- Partnerships with the Library and Teaching & Learning Services
- Adoption of OER policies by the University and/or individual departments/faculties
- Increasing on-campus incentives to adopt/create OERs, including but not limited to financial incentives, recognition awards, and/or time-off for faculty interested in employing/developing OERs”
Evaluating the cost/benefit of the ‘Big Deal’ at the Universite de Montreal.
“At each stage of the process of analysis and renegotiations, we created multiple opportunities for discussion among our personnel, the faculty union, departments, senior administrators, and students’ groups. Every effort was made to remind members of our community of their role in the scholarly publishing ecosystem and of the alternatives available to them, starting with Open Access publishing….”
Abstract: The adoption of open access (OA) policies that require participation rather than request it is often accompanied by concerns about whether such mandates violate researchers’ academic freedoms. This issue has not been well explored, particularly in the Canadian context. However the recent adoption of an OA policy from Canada’s major funding agencies and the development of the Fair access to Science and Technology Research Act (FASTR) in the United States has made addressing the issue of academic freedom and OA policies an important issue in academic institutions. This paper will investigate the relationship between OA mandates and academic freedom with the context of the recent OA policy at the University of Windsor as a point of reference. While this investigation concludes that adopting OA policies that require faculty participation at the institutional level should not be an issue of academic freedom, it is important to understand the varied factors that contribute to this tension. This includes misunderstandings about journal based (gold) and repository based (green) OA, growing discontent about increased managerialism in universities and commercialization of research, as well as potential vagueness within collective agreements’ language regarding academic freedom and publication. Despite these potential roadblocks, a case can be made that OA policies are not in conflict with academic freedom given they do not produce the harms that academic freedom is intended to protect.

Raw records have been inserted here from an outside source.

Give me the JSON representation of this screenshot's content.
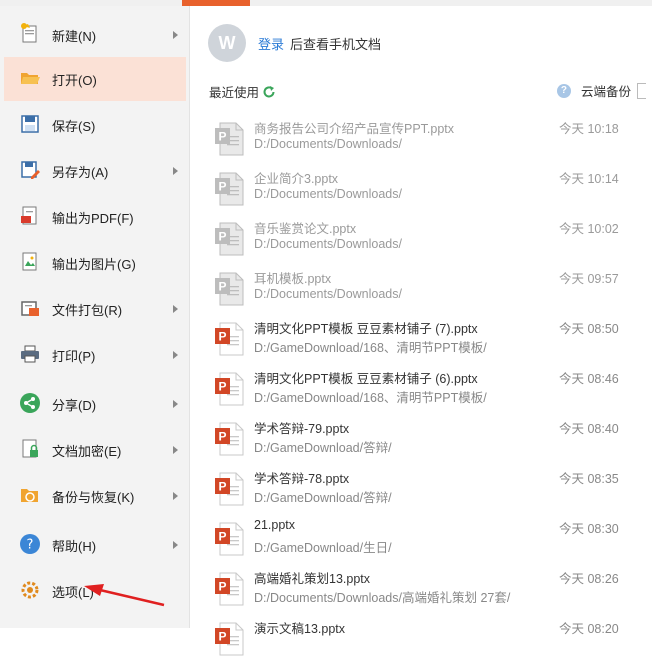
{
  "menu": {
    "items": [
      {
        "label": "新建(N)",
        "icon": "new-file-icon",
        "has_arrow": true
      },
      {
        "label": "打开(O)",
        "icon": "folder-open-icon",
        "has_arrow": false,
        "active": true
      },
      {
        "label": "保存(S)",
        "icon": "save-icon",
        "has_arrow": false
      },
      {
        "label": "另存为(A)",
        "icon": "save-as-icon",
        "has_arrow": true
      },
      {
        "label": "输出为PDF(F)",
        "icon": "pdf-export-icon",
        "has_arrow": false
      },
      {
        "label": "输出为图片(G)",
        "icon": "image-export-icon",
        "has_arrow": false
      },
      {
        "label": "文件打包(R)",
        "icon": "package-icon",
        "has_arrow": true
      },
      {
        "label": "打印(P)",
        "icon": "print-icon",
        "has_arrow": true
      },
      {
        "label": "分享(D)",
        "icon": "share-icon",
        "has_arrow": true
      },
      {
        "label": "文档加密(E)",
        "icon": "lock-icon",
        "has_arrow": true
      },
      {
        "label": "备份与恢复(K)",
        "icon": "backup-icon",
        "has_arrow": true
      },
      {
        "label": "帮助(H)",
        "icon": "help-icon",
        "has_arrow": true
      },
      {
        "label": "选项(L)",
        "icon": "gear-icon",
        "has_arrow": false
      }
    ]
  },
  "account": {
    "avatar_text": "W",
    "login_link": "登录",
    "login_suffix": "后查看手机文档"
  },
  "recent": {
    "title": "最近使用",
    "cloud_help": "?",
    "cloud_label": "云端备份"
  },
  "files": [
    {
      "name": "商务报告公司介绍产品宣传PPT.pptx",
      "path": "D:/Documents/Downloads/",
      "time": "今天 10:18",
      "style": "grey"
    },
    {
      "name": "企业简介3.pptx",
      "path": "D:/Documents/Downloads/",
      "time": "今天 10:14",
      "style": "grey"
    },
    {
      "name": "音乐鉴赏论文.pptx",
      "path": "D:/Documents/Downloads/",
      "time": "今天 10:02",
      "style": "grey"
    },
    {
      "name": "耳机模板.pptx",
      "path": "D:/Documents/Downloads/",
      "time": "今天 09:57",
      "style": "grey"
    },
    {
      "name": "清明文化PPT模板 豆豆素材铺子 (7).pptx",
      "path": "D:/GameDownload/168、清明节PPT模板/",
      "time": "今天 08:50",
      "style": "normal"
    },
    {
      "name": "清明文化PPT模板 豆豆素材铺子 (6).pptx",
      "path": "D:/GameDownload/168、清明节PPT模板/",
      "time": "今天 08:46",
      "style": "normal"
    },
    {
      "name": "学术答辩-79.pptx",
      "path": "D:/GameDownload/答辩/",
      "time": "今天 08:40",
      "style": "normal"
    },
    {
      "name": "学术答辩-78.pptx",
      "path": "D:/GameDownload/答辩/",
      "time": "今天 08:35",
      "style": "normal"
    },
    {
      "name": "21.pptx",
      "path": "D:/GameDownload/生日/",
      "time": "今天 08:30",
      "style": "normal"
    },
    {
      "name": "高端婚礼策划13.pptx",
      "path": "D:/Documents/Downloads/高端婚礼策划 27套/",
      "time": "今天 08:26",
      "style": "normal"
    },
    {
      "name": "演示文稿13.pptx",
      "path": "",
      "time": "今天 08:20",
      "style": "normal"
    }
  ],
  "colors": {
    "accent": "#e8612c",
    "active_bg": "#fbe1d6",
    "link": "#2b7bd6",
    "ppt_orange": "#d24726",
    "annotation_red": "#e02020"
  }
}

“The Director of Product Engineering reports to the CEO and will lead the development and implementation of CC’s products and services. You’ll be responsible for the CC Search roadmap and the review and enhancement of existing tools to ensure their successful adoption on the web. This is a rare opportunity to lead within an organization that is fundamental to sharing online, operating at a global scale. The successful candidate will lead a technical team to meet the needs of this vital organization, and to build a more vibrant, usable global commons, powered by collaboration and gratitude.
We believe that diverse teams build better organizations and better services. Applications from qualified candidates from all backgrounds, including those from under-represented communities, are very welcome.
The Director of Product Engineering leads the technology team to:
- Develop, lead and implement an ambitious product strategy, including a product and service roadmap for CC Search and other relevant services. Lead a small team aligned with our goal of a more vibrant, usable commons powered by collaboration and gratitude
- Attract and oversee a small team of software developers and UX designers to build innovative, robust software both for CC use and for public release
- Work in the open, in public repositories, open chat rooms, public wikis and a global community
- Work with the CEO and Director of Development to seek funding for CC’s various technical projects
- Represent the organization and provide technical leadership within various open communities and with CC partners. Coordinate with other outside communities, companies, and institutions to further Creative Commons’ mission, for example: W3C, non-profit communities like EFF, Open Knowledge, and Wikipedians, and the open data, open access, library, and open education communities”